Drinking water has begun to run out in areas of the UK already cut off by some of the worst flooding for the 60 years. Many thousands of people in central England could find their supply cut off or unusable after sewage overflowed into a treatment plant in the town of Tewkesbury.
The RAF says this has been its biggest peacetime rescue operation. Conservative leader David Cameron has called for a public inquiry into the crisis, which has already been billed at three billion euros. But Environment Minister Hilary Benn defended the government’s response:
“There is a broader problem here which is about the capacity of the drainage system to cope with these levels of rainfall because we are dealing with the legacy of 100-plus years of water systems that weren’t designed for that. One of the most important things that we can do as further development takes place is to ensure that there is an effective flood defence and that the drainage capacity can cope with it.”
The rain has stopped for now but run-off from the hills feeding into the Rivers Avon and Severn means that floodwaters there are rising instead of falling, as they are elsewhere. Residents have been urged not to panic

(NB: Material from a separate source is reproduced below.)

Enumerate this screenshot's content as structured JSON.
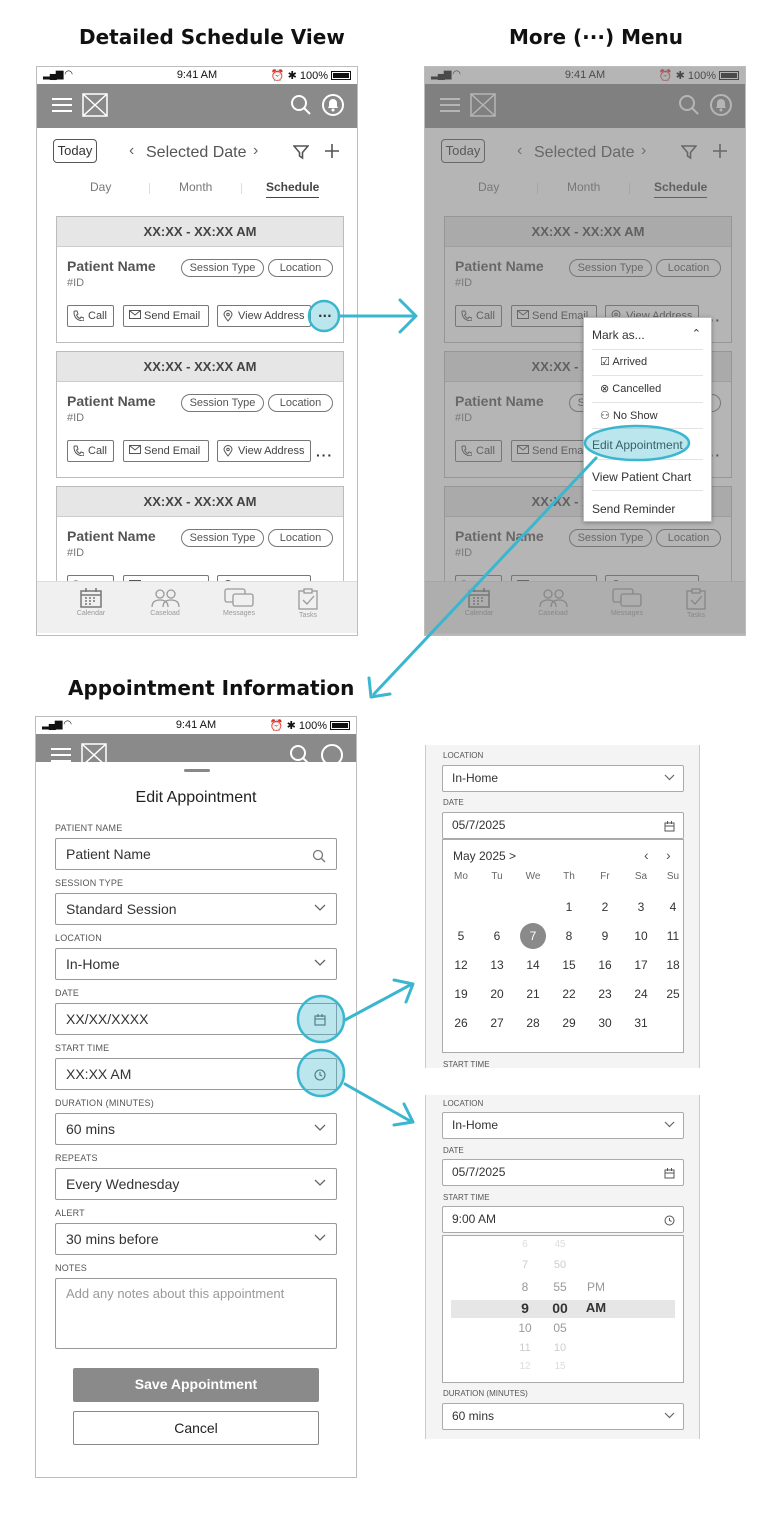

But news of the shortages prompted panic buying of supplies of bottled water in many areas.